California board passes emergency regulations for boxing to resume this summer
The California State Athletic Commission passed emergency regulations Friday with an eye to resuming combat events in the summer months.
The commission met via video conference Friday morning and its guidelines were sent to the California Office of Administrative Law.
“When that process is finished, we’ll start,” said Andy Foster, the CSAC’s executive director.
Among the key parts of these regulations, according to Foster, is that, “the fighters will be tested between two and three weeks before their event for the COVID-19 virus. If they’re clear, we’ll accept them on the bout card and we’ll approve the fights if they meet the other criteria.
“Then two days before they travel, they’ll fill out a questionnaire and when they get to the hotel, they’ll be isolated and tested again with their fight camps. Everybody involved in the promotion will be tested on that day,” continued Foster. “Anybody that the promoter deems ‘essential’ to their promotion — and we approve them to be there, and that could be media — anybody that is in that building that’s part of the promotion is going to need to be tested.”
Foster acknowledged that weighing heavily on the committee’s minds was Jacare Souza, who was scratched from the UFC 249 card in Jacksonville, Florida, on the weekend of May 9 for testing positive for the coronavirus.
“We learned from that event, and I want to be clear, that’s not to put down the UFC one bit, they had a great plan and everything,” he said. “We learned by watching that, just how contagious this virus could be. So we want to mitigate that risk.”
Everyone working corners will be forced to wear a mask and surgical gloves at ringside, but there will be no limit on how many people can be in the facility on fight night.
“I don’t plan on doing that,” said Foster, who explained, “because there’s a financial interest. I mean, every person that the promoter puts in there, they are responsible for testing, the promoters are paying for the testing and for the accommodations. So you’re talking about a lot of money for each person.

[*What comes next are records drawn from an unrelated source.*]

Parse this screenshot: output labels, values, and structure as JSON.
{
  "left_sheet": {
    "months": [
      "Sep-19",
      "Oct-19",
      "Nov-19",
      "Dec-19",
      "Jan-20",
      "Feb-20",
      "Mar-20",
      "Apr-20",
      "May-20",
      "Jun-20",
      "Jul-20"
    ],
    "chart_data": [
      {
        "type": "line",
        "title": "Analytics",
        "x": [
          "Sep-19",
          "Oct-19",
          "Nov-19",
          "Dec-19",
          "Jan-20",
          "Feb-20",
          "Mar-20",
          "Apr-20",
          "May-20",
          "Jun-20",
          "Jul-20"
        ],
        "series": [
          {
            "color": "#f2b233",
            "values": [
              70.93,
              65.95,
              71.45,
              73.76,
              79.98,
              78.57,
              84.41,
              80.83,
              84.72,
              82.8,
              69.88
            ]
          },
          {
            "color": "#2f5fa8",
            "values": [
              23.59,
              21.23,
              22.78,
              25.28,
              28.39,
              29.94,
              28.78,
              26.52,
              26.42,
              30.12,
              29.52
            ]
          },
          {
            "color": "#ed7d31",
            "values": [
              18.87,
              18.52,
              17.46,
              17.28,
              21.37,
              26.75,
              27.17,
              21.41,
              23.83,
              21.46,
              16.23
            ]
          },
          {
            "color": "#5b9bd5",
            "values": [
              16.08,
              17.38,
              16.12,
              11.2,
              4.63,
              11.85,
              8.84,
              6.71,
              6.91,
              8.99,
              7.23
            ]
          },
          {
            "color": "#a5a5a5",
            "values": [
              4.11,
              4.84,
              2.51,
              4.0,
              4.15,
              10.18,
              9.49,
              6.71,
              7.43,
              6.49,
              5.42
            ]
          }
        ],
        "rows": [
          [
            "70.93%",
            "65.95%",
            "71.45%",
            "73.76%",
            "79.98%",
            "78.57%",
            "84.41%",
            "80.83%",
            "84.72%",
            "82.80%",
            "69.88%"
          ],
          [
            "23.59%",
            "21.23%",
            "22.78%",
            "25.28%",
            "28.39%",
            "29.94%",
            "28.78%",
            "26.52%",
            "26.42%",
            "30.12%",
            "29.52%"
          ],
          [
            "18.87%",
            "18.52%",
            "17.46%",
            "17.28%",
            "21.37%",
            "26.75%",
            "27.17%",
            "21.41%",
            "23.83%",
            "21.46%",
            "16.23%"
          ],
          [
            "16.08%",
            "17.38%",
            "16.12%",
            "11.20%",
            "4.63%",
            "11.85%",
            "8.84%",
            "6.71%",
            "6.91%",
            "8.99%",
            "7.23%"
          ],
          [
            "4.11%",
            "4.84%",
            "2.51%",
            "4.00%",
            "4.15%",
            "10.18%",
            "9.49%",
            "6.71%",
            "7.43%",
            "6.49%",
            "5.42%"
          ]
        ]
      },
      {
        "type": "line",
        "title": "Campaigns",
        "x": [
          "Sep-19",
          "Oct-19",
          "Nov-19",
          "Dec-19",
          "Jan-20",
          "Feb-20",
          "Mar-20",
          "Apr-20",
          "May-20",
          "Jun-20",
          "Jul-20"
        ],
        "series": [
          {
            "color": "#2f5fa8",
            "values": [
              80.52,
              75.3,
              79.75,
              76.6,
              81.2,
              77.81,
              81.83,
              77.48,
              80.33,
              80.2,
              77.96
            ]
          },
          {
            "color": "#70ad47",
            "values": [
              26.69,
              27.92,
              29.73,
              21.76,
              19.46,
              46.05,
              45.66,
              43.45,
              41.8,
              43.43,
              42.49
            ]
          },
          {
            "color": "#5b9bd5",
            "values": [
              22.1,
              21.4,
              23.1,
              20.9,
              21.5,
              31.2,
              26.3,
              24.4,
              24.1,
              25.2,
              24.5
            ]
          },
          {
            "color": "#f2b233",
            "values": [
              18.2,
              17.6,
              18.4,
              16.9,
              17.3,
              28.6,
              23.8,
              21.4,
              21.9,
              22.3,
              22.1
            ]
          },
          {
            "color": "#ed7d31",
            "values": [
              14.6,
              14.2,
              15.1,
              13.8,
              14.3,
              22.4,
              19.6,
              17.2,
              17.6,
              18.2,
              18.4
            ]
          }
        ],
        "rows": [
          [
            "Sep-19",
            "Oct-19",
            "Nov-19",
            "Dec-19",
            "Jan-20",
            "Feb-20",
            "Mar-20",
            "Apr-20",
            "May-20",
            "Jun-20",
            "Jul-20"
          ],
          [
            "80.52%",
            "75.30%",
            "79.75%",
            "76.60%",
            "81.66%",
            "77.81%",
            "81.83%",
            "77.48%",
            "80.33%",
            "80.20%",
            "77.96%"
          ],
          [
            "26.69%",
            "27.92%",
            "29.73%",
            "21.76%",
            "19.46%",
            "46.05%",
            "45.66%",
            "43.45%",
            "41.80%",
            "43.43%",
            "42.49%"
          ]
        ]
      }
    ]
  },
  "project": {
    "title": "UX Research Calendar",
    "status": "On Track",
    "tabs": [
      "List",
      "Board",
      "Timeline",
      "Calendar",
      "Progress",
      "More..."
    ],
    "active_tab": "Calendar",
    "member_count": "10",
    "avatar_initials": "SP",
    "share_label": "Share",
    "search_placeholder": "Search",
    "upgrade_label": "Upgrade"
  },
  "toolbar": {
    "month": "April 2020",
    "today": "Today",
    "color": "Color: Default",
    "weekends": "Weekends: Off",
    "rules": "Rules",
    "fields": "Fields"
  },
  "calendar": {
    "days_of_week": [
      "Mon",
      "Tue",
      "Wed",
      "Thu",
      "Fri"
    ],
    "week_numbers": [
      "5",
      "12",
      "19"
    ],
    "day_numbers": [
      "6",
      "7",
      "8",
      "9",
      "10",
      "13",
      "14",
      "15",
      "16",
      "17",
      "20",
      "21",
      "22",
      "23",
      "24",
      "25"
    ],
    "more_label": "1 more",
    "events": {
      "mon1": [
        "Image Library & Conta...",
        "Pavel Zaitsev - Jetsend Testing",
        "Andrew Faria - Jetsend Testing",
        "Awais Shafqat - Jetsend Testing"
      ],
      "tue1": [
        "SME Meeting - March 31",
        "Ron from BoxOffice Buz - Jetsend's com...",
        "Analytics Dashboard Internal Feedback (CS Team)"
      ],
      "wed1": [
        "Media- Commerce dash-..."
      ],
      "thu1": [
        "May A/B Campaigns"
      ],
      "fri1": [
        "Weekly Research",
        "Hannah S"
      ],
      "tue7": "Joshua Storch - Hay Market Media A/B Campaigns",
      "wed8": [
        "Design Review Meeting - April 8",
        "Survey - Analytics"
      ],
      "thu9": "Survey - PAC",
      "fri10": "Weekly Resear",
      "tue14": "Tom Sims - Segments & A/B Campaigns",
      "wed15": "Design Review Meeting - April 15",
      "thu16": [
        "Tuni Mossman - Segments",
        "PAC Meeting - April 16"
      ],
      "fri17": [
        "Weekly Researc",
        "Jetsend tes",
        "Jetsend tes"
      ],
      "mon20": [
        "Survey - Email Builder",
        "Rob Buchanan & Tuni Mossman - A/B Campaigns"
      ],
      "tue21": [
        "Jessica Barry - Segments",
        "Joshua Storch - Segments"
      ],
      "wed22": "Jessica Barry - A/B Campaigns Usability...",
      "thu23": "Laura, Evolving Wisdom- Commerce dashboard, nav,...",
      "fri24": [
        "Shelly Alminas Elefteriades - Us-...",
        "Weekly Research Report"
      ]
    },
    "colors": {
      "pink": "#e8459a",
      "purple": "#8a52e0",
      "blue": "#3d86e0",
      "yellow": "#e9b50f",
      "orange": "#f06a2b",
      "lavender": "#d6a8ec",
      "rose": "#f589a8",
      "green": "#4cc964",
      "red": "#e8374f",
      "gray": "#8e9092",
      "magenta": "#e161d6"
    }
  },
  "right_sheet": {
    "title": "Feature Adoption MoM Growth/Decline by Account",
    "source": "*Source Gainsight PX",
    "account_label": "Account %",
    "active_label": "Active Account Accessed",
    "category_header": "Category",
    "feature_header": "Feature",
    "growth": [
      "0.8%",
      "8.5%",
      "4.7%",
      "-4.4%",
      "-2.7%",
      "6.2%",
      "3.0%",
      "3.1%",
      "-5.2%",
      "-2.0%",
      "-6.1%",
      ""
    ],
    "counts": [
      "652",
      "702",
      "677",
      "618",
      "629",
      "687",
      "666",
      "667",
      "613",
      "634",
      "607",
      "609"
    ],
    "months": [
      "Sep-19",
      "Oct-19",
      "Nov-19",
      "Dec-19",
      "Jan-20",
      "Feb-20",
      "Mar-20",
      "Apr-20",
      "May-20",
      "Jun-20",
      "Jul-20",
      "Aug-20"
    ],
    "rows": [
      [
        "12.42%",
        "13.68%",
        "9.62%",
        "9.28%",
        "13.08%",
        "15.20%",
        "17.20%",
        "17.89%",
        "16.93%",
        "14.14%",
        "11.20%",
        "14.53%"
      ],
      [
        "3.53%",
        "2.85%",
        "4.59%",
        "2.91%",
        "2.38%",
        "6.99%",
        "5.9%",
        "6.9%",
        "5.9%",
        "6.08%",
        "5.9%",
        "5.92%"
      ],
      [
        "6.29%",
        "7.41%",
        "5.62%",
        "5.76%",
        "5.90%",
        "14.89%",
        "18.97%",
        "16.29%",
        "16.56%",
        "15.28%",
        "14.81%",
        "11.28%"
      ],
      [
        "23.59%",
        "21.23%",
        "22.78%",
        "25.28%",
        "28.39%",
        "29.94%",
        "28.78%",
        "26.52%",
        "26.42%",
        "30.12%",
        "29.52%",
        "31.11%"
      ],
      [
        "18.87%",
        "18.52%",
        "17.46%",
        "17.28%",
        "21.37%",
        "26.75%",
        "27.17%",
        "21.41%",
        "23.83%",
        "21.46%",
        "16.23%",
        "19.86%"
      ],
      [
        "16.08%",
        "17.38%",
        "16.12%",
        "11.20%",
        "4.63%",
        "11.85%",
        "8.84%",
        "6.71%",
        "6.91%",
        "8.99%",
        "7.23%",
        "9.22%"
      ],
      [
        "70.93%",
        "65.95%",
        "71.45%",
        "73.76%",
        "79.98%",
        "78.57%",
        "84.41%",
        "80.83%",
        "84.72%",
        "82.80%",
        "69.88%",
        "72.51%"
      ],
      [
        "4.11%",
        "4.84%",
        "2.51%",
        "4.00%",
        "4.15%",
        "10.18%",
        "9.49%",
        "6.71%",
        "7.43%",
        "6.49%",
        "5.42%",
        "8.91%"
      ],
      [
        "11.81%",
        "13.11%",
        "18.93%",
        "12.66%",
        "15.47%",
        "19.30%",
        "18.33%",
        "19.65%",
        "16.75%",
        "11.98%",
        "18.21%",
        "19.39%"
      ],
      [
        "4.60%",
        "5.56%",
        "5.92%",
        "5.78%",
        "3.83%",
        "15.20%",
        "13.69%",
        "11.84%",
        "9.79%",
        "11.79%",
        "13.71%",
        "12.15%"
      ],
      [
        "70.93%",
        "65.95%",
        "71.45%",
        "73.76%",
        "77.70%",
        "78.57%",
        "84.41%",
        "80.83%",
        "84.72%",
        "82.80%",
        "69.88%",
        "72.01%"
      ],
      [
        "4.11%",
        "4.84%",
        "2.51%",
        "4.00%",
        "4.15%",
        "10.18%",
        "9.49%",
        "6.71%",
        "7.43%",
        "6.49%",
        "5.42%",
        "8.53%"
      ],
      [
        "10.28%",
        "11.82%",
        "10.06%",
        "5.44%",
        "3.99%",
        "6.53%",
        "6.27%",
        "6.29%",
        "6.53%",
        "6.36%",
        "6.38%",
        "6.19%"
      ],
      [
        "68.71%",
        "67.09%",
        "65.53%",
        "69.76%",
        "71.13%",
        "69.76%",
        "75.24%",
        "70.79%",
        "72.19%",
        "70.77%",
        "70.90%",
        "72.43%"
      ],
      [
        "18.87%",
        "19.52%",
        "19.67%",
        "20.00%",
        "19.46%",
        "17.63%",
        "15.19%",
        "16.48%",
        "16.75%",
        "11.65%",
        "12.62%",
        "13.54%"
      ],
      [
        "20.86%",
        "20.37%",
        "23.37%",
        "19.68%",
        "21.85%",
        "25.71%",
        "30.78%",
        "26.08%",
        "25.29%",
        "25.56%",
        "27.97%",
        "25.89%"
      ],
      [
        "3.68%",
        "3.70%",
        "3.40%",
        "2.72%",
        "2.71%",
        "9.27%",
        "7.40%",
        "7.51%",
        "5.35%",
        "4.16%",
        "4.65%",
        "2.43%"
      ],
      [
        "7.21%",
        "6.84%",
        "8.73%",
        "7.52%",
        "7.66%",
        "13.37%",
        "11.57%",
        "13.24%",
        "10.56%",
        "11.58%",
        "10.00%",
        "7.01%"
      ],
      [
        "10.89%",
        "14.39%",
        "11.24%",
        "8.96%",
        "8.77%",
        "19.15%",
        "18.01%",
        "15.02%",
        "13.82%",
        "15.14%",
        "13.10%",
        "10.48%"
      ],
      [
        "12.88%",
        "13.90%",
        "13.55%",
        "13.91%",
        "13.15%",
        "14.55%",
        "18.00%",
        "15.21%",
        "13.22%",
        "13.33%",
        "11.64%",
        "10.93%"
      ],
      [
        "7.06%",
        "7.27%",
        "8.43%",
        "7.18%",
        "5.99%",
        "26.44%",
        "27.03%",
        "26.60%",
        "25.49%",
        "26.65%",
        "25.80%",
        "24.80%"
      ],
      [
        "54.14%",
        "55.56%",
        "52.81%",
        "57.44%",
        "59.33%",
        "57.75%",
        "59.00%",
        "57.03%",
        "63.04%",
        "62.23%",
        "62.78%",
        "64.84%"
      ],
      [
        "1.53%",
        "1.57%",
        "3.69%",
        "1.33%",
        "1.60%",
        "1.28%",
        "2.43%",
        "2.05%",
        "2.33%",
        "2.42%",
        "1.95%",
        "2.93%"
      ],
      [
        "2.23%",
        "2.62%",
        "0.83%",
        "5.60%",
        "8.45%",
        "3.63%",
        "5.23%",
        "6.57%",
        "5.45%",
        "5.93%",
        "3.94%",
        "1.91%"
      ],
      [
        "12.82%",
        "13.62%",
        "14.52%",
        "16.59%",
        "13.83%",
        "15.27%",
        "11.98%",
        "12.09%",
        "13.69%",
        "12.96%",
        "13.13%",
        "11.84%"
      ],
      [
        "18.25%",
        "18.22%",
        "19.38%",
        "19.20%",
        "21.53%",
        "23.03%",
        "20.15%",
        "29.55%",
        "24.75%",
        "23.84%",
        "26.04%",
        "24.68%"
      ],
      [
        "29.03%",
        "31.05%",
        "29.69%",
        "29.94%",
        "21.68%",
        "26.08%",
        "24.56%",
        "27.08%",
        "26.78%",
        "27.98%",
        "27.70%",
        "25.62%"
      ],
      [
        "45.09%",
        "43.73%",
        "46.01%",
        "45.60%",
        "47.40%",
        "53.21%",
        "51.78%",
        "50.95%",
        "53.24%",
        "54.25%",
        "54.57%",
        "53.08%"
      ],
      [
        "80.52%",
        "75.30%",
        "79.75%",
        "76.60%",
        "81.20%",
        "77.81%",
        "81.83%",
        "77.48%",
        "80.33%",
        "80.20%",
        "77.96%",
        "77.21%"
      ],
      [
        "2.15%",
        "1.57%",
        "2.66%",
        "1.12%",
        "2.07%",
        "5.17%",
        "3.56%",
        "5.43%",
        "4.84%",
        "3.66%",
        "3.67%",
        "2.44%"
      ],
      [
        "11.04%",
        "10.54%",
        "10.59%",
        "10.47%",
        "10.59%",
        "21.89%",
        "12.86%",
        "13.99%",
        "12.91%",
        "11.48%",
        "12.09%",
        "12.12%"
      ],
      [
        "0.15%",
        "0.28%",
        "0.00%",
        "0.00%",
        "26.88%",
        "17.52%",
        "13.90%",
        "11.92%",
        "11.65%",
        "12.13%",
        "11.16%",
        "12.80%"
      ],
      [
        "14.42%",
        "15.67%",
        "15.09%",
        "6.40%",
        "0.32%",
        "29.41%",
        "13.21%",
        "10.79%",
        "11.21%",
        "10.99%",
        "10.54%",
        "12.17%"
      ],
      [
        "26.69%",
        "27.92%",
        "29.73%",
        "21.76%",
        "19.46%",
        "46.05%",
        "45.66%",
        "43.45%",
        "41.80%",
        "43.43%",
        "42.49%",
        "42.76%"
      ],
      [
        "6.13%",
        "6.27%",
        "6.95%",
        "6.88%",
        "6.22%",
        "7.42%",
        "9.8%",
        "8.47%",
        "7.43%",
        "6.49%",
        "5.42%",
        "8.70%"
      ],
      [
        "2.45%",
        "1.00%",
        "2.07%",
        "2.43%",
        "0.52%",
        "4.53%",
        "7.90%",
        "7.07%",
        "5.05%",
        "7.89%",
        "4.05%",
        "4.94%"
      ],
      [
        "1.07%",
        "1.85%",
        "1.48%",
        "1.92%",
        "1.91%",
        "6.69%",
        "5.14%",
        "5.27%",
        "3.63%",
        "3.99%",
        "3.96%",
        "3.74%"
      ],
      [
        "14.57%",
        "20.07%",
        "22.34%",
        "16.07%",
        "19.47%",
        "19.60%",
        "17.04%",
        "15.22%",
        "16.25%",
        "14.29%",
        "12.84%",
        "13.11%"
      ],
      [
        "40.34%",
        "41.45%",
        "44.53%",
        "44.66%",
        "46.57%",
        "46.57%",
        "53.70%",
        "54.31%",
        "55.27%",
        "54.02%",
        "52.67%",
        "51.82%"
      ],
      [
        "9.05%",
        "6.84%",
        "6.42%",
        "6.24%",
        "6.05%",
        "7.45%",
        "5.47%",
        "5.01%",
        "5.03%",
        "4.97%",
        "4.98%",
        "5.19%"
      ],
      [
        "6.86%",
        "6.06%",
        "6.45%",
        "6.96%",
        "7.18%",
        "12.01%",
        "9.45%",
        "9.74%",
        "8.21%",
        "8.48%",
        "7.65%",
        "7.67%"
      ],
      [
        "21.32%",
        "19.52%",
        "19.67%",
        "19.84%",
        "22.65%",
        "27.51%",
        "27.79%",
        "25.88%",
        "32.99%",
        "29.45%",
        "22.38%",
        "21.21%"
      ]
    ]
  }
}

So they’re going to have a vested interest to run with only ‘essential’ personnel.”
It’s not clear who will have the first show in California, but Eric Gomez, the president of Golden Boy Promotions, told ESPN, “Our plan, right now, we would like to go July 4th, and we’re working towards that. We’re doing a lot of work behind the scenes to ensure that all the right guidelines and protocols are going to be followed, and that the commission is going to be satisfied with all our efforts.”
Gomez, whose company is looking to do a show at the Fantasy Springs Casino in Indio, California, is looking at other possible states to stage cards, but for Los Angeles-based Golden Boy, California makes the most logistic sense.
“Production-wide, it’s easier, it helps us because we’re not hauling stuff all over the country and there’s a lot of production companies here in California,” Gomez said.
Smaller outfits like Thompson Boxing, which has been running club shows since 2001, say they are ready to resume operations with these new rules.
“The moment that they say ‘go’ — we’re ready,” Thompson vice president Alex Camponovo said. “We’re going to run shows without the public most likely at Omega Products [in Corona, California] indoors, with all the guidelines and procedures that we have to do.”
Foster pointed out that, “these particular regulations will go away when the state of emergency ends. So the commission can vote to make it go away, and it will end.”
Boxing has been at a standstill throughout the world since mid-March. Foster says he has received numerous calls during the past couple of months from those in the business wondering when they could start scheduling shows.
“We’ve got to do something for the industry, we’ve got to get it up and rolling,” Foster said. “But we’ve got to do it in a safe away. We’ve got to do that in a thoughtful way, and we did that today by passing a regulation package where at least it fits the ‘Phase 3’ resiliency road map, where sports can resume without live audiences.
“This is a way for that to happen.”
By Steve Kim/ ESPN.com